Data for this exercise:

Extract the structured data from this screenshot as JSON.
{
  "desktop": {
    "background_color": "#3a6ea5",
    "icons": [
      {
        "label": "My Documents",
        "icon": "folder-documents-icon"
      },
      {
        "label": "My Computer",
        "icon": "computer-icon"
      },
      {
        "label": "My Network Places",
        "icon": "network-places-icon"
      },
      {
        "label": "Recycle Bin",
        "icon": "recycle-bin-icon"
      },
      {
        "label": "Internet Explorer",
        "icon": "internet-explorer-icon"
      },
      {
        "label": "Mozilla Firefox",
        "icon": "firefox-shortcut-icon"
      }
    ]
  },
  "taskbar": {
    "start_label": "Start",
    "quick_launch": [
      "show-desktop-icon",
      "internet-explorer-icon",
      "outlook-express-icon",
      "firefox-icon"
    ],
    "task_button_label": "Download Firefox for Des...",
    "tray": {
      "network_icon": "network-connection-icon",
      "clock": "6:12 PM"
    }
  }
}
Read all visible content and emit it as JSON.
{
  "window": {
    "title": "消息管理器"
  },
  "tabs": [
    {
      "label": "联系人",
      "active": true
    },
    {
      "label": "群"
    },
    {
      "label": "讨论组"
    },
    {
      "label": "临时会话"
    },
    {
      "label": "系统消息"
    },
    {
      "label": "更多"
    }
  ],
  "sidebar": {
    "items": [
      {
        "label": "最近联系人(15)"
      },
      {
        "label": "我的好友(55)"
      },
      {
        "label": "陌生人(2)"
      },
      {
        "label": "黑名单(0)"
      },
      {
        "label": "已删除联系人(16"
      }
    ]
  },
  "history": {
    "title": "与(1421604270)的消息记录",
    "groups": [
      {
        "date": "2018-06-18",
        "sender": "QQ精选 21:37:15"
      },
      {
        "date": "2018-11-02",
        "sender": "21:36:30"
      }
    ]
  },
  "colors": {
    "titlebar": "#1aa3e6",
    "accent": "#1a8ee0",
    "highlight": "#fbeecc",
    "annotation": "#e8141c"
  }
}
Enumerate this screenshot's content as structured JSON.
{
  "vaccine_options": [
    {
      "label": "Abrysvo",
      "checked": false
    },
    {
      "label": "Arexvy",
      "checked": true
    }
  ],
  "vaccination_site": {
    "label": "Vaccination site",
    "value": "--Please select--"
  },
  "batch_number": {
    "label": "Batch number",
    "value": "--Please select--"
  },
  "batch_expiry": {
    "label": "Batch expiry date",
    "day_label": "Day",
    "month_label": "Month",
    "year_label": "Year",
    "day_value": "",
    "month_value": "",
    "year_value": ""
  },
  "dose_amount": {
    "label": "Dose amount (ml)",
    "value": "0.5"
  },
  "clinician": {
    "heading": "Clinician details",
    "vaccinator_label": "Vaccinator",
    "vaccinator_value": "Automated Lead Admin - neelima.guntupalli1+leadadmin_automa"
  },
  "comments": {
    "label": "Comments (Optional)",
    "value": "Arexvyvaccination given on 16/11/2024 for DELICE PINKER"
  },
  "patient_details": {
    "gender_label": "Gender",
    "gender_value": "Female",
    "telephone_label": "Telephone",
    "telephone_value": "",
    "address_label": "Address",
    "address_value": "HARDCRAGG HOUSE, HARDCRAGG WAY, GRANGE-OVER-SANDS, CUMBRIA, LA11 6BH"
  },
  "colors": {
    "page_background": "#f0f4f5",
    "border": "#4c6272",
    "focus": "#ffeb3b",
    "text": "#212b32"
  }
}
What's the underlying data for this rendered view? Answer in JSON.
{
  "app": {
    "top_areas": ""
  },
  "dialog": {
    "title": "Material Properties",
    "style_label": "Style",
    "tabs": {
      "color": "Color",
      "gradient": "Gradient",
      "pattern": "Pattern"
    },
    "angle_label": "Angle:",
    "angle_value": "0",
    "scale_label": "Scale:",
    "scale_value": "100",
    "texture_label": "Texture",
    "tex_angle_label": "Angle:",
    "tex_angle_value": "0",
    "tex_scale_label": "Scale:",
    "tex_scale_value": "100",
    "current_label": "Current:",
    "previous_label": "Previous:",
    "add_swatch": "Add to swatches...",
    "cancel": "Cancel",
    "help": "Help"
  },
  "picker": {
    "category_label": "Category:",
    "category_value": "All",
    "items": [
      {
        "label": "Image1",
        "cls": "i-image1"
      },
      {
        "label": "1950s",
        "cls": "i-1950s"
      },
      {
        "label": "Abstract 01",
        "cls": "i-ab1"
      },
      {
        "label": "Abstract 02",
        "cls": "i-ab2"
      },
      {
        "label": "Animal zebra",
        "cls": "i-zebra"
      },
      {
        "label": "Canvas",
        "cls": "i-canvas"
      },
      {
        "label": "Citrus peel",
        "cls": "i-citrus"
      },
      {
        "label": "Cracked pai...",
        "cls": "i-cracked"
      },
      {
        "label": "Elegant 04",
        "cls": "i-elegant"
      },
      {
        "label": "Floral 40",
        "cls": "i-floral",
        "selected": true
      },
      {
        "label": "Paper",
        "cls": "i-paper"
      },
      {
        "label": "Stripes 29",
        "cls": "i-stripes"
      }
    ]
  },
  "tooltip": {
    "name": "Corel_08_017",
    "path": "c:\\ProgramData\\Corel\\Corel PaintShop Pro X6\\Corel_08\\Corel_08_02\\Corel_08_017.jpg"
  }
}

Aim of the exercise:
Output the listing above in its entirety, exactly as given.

Response to the exercise:
Extract the structured data from this screenshot as JSON.
{
  "desktop": {
    "background_color": "#3a6ea5",
    "icons": [
      {
        "label": "My Documents",
        "icon": "folder-documents-icon"
      },
      {
        "label": "My Computer",
        "icon": "computer-icon"
      },
      {
        "label": "My Network Places",
        "icon": "network-places-icon"
      },
      {
        "label": "Recycle Bin",
        "icon": "recycle-bin-icon"
      },
      {
        "label": "Internet Explorer",
        "icon": "internet-explorer-icon"
      },
      {
        "label": "Mozilla Firefox",
        "icon": "firefox-shortcut-icon"
      }
    ]
  },
  "taskbar": {
    "start_label": "Start",
    "quick_launch": [
      "show-desktop-icon",
      "internet-explorer-icon",
      "outlook-express-icon",
      "firefox-icon"
    ],
    "task_button_label": "Download Firefox for Des...",
    "tray": {
      "network_icon": "network-connection-icon",
      "clock": "6:12 PM"
    }
  }
}
Read all visible content and emit it as JSON.
{
  "window": {
    "title": "消息管理器"
  },
  "tabs": [
    {
      "label": "联系人",
      "active": true
    },
    {
      "label": "群"
    },
    {
      "label": "讨论组"
    },
    {
      "label": "临时会话"
    },
    {
      "label": "系统消息"
    },
    {
      "label": "更多"
    }
  ],
  "sidebar": {
    "items": [
      {
        "label": "最近联系人(15)"
      },
      {
        "label": "我的好友(55)"
      },
      {
        "label": "陌生人(2)"
      },
      {
        "label": "黑名单(0)"
      },
      {
        "label": "已删除联系人(16"
      }
    ]
  },
  "history": {
    "title": "与(1421604270)的消息记录",
    "groups": [
      {
        "date": "2018-06-18",
        "sender": "QQ精选 21:37:15"
      },
      {
        "date": "2018-11-02",
        "sender": "21:36:30"
      }
    ]
  },
  "colors": {
    "titlebar": "#1aa3e6",
    "accent": "#1a8ee0",
    "highlight": "#fbeecc",
    "annotation": "#e8141c"
  }
}
Enumerate this screenshot's content as structured JSON.
{
  "vaccine_options": [
    {
      "label": "Abrysvo",
      "checked": false
    },
    {
      "label": "Arexvy",
      "checked": true
    }
  ],
  "vaccination_site": {
    "label": "Vaccination site",
    "value": "--Please select--"
  },
  "batch_number": {
    "label": "Batch number",
    "value": "--Please select--"
  },
  "batch_expiry": {
    "label": "Batch expiry date",
    "day_label": "Day",
    "month_label": "Month",
    "year_label": "Year",
    "day_value": "",
    "month_value": "",
    "year_value": ""
  },
  "dose_amount": {
    "label": "Dose amount (ml)",
    "value": "0.5"
  },
  "clinician": {
    "heading": "Clinician details",
    "vaccinator_label": "Vaccinator",
    "vaccinator_value": "Automated Lead Admin - neelima.guntupalli1+leadadmin_automa"
  },
  "comments": {
    "label": "Comments (Optional)",
    "value": "Arexvyvaccination given on 16/11/2024 for DELICE PINKER"
  },
  "patient_details": {
    "gender_label": "Gender",
    "gender_value": "Female",
    "telephone_label": "Telephone",
    "telephone_value": "",
    "address_label": "Address",
    "address_value": "HARDCRAGG HOUSE, HARDCRAGG WAY, GRANGE-OVER-SANDS, CUMBRIA, LA11 6BH"
  },
  "colors": {
    "page_background": "#f0f4f5",
    "border": "#4c6272",
    "focus": "#ffeb3b",
    "text": "#212b32"
  }
}
What's the underlying data for this rendered view? Answer in JSON.
{
  "app": {
    "top_areas": ""
  },
  "dialog": {
    "title": "Material Properties",
    "style_label": "Style",
    "tabs": {
      "color": "Color",
      "gradient": "Gradient",
      "pattern": "Pattern"
    },
    "angle_label": "Angle:",
    "angle_value": "0",
    "scale_label": "Scale:",
    "scale_value": "100",
    "texture_label": "Texture",
    "tex_angle_label": "Angle:",
    "tex_angle_value": "0",
    "tex_scale_label": "Scale:",
    "tex_scale_value": "100",
    "current_label": "Current:",
    "previous_label": "Previous:",
    "add_swatch": "Add to swatches...",
    "cancel": "Cancel",
    "help": "Help"
  },
  "picker": {
    "category_label": "Category:",
    "category_value": "All",
    "items": [
      {
        "label": "Image1",
        "cls": "i-image1"
      },
      {
        "label": "1950s",
        "cls": "i-1950s"
      },
      {
        "label": "Abstract 01",
        "cls": "i-ab1"
      },
      {
        "label": "Abstract 02",
        "cls": "i-ab2"
      },
      {
        "label": "Animal zebra",
        "cls": "i-zebra"
      },
      {
        "label": "Canvas",
        "cls": "i-canvas"
      },
      {
        "label": "Citrus peel",
        "cls": "i-citrus"
      },
      {
        "label": "Cracked pai...",
        "cls": "i-cracked"
      },
      {
        "label": "Elegant 04",
        "cls": "i-elegant"
      },
      {
        "label": "Floral 40",
        "cls": "i-floral",
        "selected": true
      },
      {
        "label": "Paper",
        "cls": "i-paper"
      },
      {
        "label": "Stripes 29",
        "cls": "i-stripes"
      }
    ]
  },
  "tooltip": {
    "name": "Corel_08_017",
    "path": "c:\\ProgramData\\Corel\\Corel PaintShop Pro X6\\Corel_08\\Corel_08_02\\Corel_08_017.jpg"
  }
}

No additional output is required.